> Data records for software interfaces
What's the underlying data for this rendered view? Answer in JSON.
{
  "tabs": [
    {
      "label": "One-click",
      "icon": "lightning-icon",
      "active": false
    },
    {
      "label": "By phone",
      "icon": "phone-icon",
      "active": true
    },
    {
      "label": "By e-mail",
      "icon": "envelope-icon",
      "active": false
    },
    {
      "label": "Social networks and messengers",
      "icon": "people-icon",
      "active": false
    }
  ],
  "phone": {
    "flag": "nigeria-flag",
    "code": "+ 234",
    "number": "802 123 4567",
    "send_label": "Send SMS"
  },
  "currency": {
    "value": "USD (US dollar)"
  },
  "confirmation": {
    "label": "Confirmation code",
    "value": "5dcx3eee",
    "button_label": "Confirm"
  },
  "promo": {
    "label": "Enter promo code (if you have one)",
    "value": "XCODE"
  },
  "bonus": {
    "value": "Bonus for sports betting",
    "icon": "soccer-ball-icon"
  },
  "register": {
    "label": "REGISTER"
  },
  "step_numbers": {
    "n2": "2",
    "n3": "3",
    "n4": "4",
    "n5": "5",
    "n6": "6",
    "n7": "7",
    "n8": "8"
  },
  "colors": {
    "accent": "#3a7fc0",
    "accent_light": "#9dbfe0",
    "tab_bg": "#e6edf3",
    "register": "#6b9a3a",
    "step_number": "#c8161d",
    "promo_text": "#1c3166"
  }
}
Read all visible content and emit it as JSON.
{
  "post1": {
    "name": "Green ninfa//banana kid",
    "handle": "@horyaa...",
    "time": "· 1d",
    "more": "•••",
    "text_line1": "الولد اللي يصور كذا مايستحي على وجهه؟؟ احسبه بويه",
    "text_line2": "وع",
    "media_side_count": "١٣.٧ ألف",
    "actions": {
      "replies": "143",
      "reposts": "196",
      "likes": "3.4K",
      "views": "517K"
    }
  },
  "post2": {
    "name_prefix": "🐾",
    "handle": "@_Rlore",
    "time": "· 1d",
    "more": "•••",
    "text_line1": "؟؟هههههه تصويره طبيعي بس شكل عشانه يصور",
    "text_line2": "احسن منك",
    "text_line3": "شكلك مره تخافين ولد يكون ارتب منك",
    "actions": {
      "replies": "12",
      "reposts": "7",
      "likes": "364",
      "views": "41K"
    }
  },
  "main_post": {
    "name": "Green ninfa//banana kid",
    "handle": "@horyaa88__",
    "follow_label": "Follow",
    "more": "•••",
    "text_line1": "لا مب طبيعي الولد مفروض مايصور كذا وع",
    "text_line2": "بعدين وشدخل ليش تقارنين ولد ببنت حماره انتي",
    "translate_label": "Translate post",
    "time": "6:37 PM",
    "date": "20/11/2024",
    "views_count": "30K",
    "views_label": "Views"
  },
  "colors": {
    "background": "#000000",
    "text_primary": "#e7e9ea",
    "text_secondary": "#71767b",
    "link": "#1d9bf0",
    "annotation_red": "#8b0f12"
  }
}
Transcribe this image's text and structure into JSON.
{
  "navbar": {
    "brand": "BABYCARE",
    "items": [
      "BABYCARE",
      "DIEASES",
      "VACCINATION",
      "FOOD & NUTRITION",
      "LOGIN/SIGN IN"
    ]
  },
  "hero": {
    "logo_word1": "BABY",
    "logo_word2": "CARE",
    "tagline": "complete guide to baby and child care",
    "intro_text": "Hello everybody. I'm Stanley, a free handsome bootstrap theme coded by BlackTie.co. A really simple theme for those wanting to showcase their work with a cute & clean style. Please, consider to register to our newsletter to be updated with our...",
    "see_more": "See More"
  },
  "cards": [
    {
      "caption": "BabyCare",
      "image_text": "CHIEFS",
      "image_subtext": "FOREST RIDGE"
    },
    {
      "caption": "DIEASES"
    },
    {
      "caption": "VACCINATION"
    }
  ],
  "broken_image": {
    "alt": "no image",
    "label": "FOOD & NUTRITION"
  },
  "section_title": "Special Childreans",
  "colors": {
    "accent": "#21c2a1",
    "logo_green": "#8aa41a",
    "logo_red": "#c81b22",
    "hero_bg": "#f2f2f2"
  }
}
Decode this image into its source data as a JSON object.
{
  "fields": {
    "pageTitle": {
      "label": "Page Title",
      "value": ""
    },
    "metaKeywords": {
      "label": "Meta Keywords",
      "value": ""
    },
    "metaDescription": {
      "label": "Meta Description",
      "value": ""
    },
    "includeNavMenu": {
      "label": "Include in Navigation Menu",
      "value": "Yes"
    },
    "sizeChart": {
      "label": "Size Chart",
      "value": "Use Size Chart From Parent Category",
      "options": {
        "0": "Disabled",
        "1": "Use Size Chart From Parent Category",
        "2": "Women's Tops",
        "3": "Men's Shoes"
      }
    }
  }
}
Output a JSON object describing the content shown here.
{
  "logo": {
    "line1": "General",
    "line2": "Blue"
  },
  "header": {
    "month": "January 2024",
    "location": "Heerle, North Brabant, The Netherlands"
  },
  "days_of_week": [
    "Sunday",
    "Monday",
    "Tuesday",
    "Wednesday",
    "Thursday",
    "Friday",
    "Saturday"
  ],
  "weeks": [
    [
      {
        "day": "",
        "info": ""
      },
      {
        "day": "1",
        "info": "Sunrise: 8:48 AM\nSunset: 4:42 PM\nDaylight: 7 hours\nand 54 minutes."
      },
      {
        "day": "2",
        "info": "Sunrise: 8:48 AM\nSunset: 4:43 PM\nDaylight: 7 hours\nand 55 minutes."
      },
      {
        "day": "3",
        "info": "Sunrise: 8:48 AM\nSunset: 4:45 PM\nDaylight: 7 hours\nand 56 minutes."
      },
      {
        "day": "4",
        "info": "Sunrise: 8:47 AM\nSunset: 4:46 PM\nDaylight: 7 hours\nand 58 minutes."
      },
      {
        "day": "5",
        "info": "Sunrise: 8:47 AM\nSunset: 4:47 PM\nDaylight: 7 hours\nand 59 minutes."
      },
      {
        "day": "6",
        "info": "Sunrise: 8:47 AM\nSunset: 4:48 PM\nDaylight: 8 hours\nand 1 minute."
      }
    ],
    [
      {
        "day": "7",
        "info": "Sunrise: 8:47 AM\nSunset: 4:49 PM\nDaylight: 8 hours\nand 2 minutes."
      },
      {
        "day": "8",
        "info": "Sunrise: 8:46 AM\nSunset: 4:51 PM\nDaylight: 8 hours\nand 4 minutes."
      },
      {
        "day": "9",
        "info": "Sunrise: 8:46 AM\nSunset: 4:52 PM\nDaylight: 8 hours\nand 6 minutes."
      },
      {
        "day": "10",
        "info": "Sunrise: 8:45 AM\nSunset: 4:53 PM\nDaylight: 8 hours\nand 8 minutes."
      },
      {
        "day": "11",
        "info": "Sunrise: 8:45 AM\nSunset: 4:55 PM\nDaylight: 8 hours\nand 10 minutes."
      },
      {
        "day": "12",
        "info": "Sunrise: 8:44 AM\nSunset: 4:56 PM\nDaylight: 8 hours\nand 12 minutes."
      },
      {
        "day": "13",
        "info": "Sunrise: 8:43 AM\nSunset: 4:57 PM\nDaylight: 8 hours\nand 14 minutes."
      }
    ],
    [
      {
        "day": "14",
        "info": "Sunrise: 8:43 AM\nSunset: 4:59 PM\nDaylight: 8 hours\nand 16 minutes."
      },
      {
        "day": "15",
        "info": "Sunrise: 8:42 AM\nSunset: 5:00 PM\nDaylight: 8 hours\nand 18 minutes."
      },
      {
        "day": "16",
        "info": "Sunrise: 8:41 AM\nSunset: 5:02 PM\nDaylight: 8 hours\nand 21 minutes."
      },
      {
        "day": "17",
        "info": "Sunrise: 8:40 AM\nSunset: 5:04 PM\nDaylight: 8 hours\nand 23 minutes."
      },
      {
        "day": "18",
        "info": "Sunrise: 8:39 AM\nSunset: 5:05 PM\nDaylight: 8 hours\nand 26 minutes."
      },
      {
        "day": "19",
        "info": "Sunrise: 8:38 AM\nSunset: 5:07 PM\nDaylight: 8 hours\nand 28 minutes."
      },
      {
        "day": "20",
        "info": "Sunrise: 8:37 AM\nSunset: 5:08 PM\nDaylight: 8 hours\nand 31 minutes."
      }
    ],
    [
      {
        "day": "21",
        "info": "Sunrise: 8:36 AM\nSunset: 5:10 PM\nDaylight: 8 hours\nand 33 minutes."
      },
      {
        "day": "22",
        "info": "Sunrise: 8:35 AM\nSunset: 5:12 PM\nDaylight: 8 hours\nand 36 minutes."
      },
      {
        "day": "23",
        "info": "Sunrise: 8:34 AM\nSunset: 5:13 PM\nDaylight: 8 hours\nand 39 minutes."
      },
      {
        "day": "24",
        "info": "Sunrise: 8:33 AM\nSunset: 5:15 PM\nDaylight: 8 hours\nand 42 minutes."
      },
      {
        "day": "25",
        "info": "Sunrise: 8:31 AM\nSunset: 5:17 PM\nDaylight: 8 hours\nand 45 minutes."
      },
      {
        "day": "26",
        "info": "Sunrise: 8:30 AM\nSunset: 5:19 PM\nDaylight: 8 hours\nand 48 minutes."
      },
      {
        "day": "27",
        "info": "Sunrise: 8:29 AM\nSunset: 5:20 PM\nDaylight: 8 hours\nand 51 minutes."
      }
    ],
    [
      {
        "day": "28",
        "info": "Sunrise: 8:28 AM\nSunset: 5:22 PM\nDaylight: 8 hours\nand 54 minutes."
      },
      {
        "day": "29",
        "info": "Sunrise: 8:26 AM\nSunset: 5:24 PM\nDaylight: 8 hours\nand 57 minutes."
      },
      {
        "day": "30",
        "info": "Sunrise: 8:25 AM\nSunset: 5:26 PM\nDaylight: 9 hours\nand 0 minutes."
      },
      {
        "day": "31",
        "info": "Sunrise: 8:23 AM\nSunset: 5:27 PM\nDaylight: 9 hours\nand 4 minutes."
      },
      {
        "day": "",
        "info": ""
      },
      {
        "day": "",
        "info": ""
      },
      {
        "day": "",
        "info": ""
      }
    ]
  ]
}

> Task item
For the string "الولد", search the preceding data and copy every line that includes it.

> Task answer
    "text_line1": "الولد اللي يصور كذا مايستحي على وجهه؟؟ احسبه بويه",
    "text_line1": "لا مب طبيعي الولد مفروض مايصور كذا وع",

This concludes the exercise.